So, I said I was going to look at some classic front two partnerships. This is the first one. Drink in the nostalgia.
Gianluca Vialli was expected to be the main goal threat for Italy at the 1990 World Cup. He had both hands on a first team shirt for the biggest tournament his country had ever known. The stage was his. Then, with the first game against Austria locked at 0-0, Italy threw on the Juventus striker Toto Schillaci. Vialli created a chance, which Schillaci tucked away, and Italy won 1-0. Job done, but Vialli’s Wold Cup was completely upstaged by the free scoring Schillaci from that point on.

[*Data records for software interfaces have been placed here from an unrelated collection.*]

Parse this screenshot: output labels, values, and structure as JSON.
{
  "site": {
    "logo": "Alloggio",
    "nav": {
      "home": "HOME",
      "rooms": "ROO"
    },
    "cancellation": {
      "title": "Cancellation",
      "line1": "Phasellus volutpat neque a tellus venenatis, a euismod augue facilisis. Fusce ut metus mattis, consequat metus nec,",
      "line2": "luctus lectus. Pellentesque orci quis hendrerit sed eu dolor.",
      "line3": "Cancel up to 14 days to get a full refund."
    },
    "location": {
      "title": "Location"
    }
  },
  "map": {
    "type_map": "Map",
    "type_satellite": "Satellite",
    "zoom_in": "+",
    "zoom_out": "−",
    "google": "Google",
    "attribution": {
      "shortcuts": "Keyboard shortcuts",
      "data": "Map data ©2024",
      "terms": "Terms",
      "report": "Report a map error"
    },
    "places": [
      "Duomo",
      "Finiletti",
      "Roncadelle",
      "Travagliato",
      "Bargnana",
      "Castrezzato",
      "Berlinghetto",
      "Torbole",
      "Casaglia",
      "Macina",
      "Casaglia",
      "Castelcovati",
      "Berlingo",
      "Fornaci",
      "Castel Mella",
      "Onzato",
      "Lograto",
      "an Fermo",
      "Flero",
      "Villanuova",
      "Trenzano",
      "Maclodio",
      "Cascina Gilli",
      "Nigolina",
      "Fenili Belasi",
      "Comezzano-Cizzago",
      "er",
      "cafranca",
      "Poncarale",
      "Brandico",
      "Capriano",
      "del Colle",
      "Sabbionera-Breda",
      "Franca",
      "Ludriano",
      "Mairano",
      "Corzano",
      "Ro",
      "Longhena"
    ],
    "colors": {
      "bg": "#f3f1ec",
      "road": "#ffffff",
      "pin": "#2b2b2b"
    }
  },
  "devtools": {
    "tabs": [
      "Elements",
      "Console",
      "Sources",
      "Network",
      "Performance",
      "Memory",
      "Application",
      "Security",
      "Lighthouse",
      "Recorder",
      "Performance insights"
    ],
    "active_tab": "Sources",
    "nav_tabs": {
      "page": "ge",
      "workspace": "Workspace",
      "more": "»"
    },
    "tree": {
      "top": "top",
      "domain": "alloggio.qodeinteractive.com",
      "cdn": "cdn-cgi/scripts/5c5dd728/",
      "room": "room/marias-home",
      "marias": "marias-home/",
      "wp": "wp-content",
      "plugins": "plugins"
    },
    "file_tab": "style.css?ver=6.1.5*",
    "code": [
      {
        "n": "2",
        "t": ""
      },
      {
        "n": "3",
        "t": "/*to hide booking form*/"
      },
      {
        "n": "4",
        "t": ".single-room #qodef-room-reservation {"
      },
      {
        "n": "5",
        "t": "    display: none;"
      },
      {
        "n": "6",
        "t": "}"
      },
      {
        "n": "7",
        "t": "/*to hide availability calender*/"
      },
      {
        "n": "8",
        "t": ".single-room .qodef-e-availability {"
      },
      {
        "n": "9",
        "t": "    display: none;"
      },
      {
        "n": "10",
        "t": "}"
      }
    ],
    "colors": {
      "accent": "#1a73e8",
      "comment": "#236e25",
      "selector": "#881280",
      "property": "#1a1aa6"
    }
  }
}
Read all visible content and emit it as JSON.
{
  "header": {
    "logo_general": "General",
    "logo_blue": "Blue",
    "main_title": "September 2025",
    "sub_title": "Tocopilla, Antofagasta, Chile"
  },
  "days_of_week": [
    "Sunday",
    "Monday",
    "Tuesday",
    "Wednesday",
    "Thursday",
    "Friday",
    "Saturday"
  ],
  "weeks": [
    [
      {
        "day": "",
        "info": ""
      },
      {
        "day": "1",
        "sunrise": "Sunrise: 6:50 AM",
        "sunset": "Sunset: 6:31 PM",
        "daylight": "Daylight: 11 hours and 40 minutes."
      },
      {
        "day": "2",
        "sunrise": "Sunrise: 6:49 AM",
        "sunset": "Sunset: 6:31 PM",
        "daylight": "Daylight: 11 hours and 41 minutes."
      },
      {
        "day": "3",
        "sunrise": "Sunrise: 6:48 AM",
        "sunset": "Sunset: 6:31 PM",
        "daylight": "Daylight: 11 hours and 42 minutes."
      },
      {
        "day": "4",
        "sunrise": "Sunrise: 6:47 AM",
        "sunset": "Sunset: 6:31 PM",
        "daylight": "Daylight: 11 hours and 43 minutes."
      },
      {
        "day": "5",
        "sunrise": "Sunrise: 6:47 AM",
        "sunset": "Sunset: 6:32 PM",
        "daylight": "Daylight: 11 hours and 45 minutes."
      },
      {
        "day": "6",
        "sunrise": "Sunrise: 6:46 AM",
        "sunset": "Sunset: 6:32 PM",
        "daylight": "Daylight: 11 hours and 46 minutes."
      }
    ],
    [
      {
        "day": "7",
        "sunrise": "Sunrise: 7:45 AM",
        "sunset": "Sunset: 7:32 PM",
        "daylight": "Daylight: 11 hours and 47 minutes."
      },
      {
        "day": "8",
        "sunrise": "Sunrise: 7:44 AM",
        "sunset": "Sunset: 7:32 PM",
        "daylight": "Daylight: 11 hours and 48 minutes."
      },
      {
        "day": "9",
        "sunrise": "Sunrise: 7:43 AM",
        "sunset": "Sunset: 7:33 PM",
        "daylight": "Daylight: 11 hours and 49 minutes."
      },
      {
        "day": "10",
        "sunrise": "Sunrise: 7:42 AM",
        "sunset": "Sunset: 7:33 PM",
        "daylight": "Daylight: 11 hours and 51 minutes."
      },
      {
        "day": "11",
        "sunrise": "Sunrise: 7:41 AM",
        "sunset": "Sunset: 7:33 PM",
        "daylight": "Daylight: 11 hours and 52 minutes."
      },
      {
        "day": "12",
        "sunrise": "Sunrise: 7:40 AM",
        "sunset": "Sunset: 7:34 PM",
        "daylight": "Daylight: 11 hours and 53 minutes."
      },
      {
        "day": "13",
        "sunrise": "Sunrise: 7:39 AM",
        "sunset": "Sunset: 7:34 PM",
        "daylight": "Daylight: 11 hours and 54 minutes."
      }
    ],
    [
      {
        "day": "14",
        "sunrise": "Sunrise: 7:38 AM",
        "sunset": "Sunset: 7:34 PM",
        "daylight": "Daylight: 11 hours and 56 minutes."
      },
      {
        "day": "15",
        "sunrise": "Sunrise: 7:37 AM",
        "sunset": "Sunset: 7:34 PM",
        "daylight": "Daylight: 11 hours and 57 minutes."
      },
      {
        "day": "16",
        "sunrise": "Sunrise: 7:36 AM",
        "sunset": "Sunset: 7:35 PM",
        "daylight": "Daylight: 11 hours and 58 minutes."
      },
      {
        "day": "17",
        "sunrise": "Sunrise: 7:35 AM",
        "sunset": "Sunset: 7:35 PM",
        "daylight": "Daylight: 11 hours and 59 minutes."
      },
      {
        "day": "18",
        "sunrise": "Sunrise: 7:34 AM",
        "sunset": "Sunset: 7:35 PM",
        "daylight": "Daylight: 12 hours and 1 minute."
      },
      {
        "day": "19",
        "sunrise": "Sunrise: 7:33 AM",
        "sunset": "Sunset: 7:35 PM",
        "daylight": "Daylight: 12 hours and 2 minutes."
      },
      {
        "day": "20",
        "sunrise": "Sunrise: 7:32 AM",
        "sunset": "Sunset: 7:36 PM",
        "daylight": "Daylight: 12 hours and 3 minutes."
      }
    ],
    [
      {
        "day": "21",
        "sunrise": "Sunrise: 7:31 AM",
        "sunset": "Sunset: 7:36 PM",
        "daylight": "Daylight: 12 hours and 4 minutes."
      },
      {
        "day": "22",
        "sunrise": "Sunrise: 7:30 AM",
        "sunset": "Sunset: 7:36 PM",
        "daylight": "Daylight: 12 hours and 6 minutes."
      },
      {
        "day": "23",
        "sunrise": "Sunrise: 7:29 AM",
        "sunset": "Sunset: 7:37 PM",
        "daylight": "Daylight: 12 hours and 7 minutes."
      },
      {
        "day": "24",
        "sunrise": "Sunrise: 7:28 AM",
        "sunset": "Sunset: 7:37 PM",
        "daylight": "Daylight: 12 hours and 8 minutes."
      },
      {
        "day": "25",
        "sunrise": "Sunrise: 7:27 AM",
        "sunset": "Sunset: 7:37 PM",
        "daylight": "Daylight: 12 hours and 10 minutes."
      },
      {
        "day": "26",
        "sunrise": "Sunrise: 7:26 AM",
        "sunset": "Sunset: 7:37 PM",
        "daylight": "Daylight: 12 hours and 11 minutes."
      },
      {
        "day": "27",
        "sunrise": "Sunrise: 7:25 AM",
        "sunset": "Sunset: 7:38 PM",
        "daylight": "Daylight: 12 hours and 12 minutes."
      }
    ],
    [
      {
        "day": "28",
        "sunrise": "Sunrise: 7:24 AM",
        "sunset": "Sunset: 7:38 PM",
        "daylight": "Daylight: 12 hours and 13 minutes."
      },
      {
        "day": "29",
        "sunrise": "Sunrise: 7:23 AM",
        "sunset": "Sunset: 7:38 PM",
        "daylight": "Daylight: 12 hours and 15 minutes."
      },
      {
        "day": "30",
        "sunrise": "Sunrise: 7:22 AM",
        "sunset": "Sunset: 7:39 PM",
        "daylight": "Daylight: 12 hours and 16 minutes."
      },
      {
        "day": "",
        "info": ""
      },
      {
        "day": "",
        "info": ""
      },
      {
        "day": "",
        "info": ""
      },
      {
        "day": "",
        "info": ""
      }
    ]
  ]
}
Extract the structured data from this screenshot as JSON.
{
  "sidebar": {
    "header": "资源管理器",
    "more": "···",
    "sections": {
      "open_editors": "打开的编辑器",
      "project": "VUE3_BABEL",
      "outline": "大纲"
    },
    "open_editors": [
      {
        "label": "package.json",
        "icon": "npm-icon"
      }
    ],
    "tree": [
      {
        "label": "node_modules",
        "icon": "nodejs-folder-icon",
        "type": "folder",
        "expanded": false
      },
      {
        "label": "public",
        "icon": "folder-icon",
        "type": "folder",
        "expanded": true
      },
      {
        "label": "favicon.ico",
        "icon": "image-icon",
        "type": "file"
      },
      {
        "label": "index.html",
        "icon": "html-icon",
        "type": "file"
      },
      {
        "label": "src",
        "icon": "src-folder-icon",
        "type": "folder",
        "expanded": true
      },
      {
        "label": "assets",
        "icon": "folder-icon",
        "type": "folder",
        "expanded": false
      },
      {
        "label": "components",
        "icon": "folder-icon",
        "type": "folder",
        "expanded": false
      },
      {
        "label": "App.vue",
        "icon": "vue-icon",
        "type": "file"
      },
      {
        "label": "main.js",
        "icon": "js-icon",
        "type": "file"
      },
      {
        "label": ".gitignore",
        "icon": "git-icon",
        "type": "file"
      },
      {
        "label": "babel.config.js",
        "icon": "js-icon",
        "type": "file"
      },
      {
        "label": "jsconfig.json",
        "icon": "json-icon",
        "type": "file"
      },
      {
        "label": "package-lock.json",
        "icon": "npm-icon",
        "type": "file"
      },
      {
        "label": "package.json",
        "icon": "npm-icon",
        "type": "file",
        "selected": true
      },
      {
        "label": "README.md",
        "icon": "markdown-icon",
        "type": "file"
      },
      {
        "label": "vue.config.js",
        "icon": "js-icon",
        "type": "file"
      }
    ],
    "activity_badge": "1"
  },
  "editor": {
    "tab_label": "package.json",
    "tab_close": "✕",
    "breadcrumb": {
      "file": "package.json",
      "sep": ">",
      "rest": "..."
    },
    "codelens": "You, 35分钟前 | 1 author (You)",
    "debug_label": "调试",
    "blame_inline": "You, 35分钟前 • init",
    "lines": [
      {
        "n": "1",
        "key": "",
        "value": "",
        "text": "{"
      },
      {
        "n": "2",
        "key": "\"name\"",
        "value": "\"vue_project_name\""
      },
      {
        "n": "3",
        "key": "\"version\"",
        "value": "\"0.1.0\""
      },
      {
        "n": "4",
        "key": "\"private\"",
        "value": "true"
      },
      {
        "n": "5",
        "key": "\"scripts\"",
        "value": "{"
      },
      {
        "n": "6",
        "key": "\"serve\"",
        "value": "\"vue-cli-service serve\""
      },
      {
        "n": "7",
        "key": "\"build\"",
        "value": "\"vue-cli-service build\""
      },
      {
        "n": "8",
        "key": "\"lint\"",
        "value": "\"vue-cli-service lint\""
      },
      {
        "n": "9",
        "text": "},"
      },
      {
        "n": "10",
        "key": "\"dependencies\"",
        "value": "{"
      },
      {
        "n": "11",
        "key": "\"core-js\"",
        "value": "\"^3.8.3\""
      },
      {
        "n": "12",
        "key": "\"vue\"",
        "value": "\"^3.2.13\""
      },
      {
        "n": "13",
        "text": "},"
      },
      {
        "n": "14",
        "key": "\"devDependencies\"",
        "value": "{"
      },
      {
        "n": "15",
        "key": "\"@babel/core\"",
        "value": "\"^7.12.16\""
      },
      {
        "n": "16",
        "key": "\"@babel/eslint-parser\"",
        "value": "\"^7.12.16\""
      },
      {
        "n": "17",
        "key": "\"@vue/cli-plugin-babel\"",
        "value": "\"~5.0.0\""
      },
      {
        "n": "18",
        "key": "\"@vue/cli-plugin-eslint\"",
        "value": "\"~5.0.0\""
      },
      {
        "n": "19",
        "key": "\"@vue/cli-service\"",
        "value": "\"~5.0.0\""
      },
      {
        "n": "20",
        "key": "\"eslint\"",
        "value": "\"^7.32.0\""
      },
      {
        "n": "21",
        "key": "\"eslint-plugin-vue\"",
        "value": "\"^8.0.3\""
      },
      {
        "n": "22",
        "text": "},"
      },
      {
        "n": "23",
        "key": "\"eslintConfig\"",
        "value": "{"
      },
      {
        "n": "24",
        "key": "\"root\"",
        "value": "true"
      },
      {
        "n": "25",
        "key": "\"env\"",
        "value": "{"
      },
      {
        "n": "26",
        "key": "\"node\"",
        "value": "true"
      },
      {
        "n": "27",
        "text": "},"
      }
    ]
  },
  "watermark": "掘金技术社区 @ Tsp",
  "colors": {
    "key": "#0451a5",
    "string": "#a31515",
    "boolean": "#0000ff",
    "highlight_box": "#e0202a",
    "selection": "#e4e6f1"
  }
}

Vialli’s teammate at Sampdoria, Roberto Mancini, was also a member of that Italy squad, but didn’t play a part in the tournament. The biggest show in football had been to their back yard and pretty much passed both of them by. They must have felt pretty deflated when they met up for pre-season training a month later:
‘Dude, what just happened?’
‘I don’t know. That wasn’t what I was expecting at all’
‘I mean, like, who the hell is Schillaci?’
A year later, their rekindled bromance had delivered one of the great triumphs in Serie A history – Sampdoria winning their maiden Scudetto. Juventus, with world cup hero Schillaci to call on, finished seventh – ha! (Obviously Vialli’s ability wasn’t lost on Juve, who signed him in 1992).
But, back to these two and their monumental feat, because it deserves recognition. Samp aren’t what you’d call a small club, but consider the insane level of competition in Serie A at that time. Everyone had good players. Napoli finished eighth with Maradona, Careca and the young Gianfranco Zola in their squad. Eighth! With Maradona and Careca!
I’ve heard it said many times that Vialli was from a relatively middle-class background, as if this was the most interesting thing to observe about his emergence as world class talent. He didn’t plunder hundreds of goals every single season, but he was playing in league where top scorers often struggled to get near 20 goals in a season, and he outscored some of the best in the world on the way to the title. At his best he was fast, skilful and clever enough to capitalise on the opportunities presented by playing alongside a supremely talented number ten.
Speaking of which, in his current gig as City manager it’s impossible to imagine Roberto Mancini as the kind of player who could have opposition fans applauding. But, Mancini the manager is more annoying than many of his peers because he was such a good player. He could put on a show against the defences in Serie A when it was the toughest, most rock hard league on the planet.
Enough prelude, watch this compilation and see for yourself, but look out for Vialli’s strike on 52 seconds and Mancini’s on 1 minute 15. Ridiculously good, and you get a mawkish Italian soundtrack thrown in for good measure.
Vialli (85 goals) and Mancini (58) scored 143 league goals during the period 1984-1992 when they were together at Sampdoria.